#### [YOUR GOAL]
These entries are to be retyped in full, word for word.

#### [INFORMATION SUPPLIED]
━━━━━━━━━━━━━━━━━━━━━━━━━━━━━━
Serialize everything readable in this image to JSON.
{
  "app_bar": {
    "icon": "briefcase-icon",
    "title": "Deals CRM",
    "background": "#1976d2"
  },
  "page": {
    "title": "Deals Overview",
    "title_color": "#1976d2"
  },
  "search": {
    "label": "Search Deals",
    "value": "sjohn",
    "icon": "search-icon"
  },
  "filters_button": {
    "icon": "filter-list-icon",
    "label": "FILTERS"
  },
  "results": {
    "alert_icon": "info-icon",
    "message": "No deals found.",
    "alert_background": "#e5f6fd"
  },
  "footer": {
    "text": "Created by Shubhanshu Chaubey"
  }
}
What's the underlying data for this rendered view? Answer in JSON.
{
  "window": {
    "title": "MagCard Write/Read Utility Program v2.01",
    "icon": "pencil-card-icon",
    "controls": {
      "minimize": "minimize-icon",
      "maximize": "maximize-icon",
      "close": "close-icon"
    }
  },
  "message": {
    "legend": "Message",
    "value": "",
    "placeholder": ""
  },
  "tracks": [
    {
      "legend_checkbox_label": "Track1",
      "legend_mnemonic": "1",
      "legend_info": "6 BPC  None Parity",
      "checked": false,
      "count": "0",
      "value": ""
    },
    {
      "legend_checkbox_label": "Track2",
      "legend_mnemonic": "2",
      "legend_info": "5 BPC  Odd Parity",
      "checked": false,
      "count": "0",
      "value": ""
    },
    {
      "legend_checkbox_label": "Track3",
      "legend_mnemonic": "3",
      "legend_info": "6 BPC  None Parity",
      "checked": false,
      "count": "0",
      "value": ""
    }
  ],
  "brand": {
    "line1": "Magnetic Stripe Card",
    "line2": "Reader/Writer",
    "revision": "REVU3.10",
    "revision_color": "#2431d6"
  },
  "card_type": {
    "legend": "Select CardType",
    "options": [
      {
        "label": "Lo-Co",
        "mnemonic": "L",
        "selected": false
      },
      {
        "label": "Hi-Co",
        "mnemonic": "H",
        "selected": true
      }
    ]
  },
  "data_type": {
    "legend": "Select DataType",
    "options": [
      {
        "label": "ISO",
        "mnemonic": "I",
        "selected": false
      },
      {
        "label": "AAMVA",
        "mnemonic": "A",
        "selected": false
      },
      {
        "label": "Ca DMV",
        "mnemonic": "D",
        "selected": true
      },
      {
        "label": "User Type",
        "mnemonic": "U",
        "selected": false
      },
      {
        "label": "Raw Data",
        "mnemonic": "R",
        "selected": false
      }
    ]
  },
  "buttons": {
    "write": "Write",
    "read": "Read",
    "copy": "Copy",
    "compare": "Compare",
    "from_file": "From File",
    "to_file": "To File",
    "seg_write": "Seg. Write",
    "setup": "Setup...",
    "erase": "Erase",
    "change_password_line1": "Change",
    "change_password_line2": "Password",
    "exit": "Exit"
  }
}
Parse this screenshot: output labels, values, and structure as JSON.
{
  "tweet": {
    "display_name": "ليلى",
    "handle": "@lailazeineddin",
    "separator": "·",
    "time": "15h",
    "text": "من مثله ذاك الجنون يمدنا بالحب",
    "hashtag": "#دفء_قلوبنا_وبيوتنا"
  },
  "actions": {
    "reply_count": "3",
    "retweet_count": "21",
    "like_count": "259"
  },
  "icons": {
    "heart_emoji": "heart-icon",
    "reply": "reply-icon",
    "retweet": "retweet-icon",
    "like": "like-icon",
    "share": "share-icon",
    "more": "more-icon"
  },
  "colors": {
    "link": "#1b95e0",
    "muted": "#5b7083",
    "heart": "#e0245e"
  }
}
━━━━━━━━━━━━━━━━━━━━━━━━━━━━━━
#### [RESULT OF THE TASK]
Serialize everything readable in this image to JSON.
{
  "app_bar": {
    "icon": "briefcase-icon",
    "title": "Deals CRM",
    "background": "#1976d2"
  },
  "page": {
    "title": "Deals Overview",
    "title_color": "#1976d2"
  },
  "search": {
    "label": "Search Deals",
    "value": "sjohn",
    "icon": "search-icon"
  },
  "filters_button": {
    "icon": "filter-list-icon",
    "label": "FILTERS"
  },
  "results": {
    "alert_icon": "info-icon",
    "message": "No deals found.",
    "alert_background": "#e5f6fd"
  },
  "footer": {
    "text": "Created by Shubhanshu Chaubey"
  }
}
What's the underlying data for this rendered view? Answer in JSON.
{
  "window": {
    "title": "MagCard Write/Read Utility Program v2.01",
    "icon": "pencil-card-icon",
    "controls": {
      "minimize": "minimize-icon",
      "maximize": "maximize-icon",
      "close": "close-icon"
    }
  },
  "message": {
    "legend": "Message",
    "value": "",
    "placeholder": ""
  },
  "tracks": [
    {
      "legend_checkbox_label": "Track1",
      "legend_mnemonic": "1",
      "legend_info": "6 BPC  None Parity",
      "checked": false,
      "count": "0",
      "value": ""
    },
    {
      "legend_checkbox_label": "Track2",
      "legend_mnemonic": "2",
      "legend_info": "5 BPC  Odd Parity",
      "checked": false,
      "count": "0",
      "value": ""
    },
    {
      "legend_checkbox_label": "Track3",
      "legend_mnemonic": "3",
      "legend_info": "6 BPC  None Parity",
      "checked": false,
      "count": "0",
      "value": ""
    }
  ],
  "brand": {
    "line1": "Magnetic Stripe Card",
    "line2": "Reader/Writer",
    "revision": "REVU3.10",
    "revision_color": "#2431d6"
  },
  "card_type": {
    "legend": "Select CardType",
    "options": [
      {
        "label": "Lo-Co",
        "mnemonic": "L",
        "selected": false
      },
      {
        "label": "Hi-Co",
        "mnemonic": "H",
        "selected": true
      }
    ]
  },
  "data_type": {
    "legend": "Select DataType",
    "options": [
      {
        "label": "ISO",
        "mnemonic": "I",
        "selected": false
      },
      {
        "label": "AAMVA",
        "mnemonic": "A",
        "selected": false
      },
      {
        "label": "Ca DMV",
        "mnemonic": "D",
        "selected": true
      },
      {
        "label": "User Type",
        "mnemonic": "U",
        "selected": false
      },
      {
        "label": "Raw Data",
        "mnemonic": "R",
        "selected": false
      }
    ]
  },
  "buttons": {
    "write": "Write",
    "read": "Read",
    "copy": "Copy",
    "compare": "Compare",
    "from_file": "From File",
    "to_file": "To File",
    "seg_write": "Seg. Write",
    "setup": "Setup...",
    "erase": "Erase",
    "change_password_line1": "Change",
    "change_password_line2": "Password",
    "exit": "Exit"
  }
}
Parse this screenshot: output labels, values, and structure as JSON.
{
  "tweet": {
    "display_name": "ليلى",
    "handle": "@lailazeineddin",
    "separator": "·",
    "time": "15h",
    "text": "من مثله ذاك الجنون يمدنا بالحب",
    "hashtag": "#دفء_قلوبنا_وبيوتنا"
  },
  "actions": {
    "reply_count": "3",
    "retweet_count": "21",
    "like_count": "259"
  },
  "icons": {
    "heart_emoji": "heart-icon",
    "reply": "reply-icon",
    "retweet": "retweet-icon",
    "like": "like-icon",
    "share": "share-icon",
    "more": "more-icon"
  },
  "colors": {
    "link": "#1b95e0",
    "muted": "#5b7083",
    "heart": "#e0245e"
  }
}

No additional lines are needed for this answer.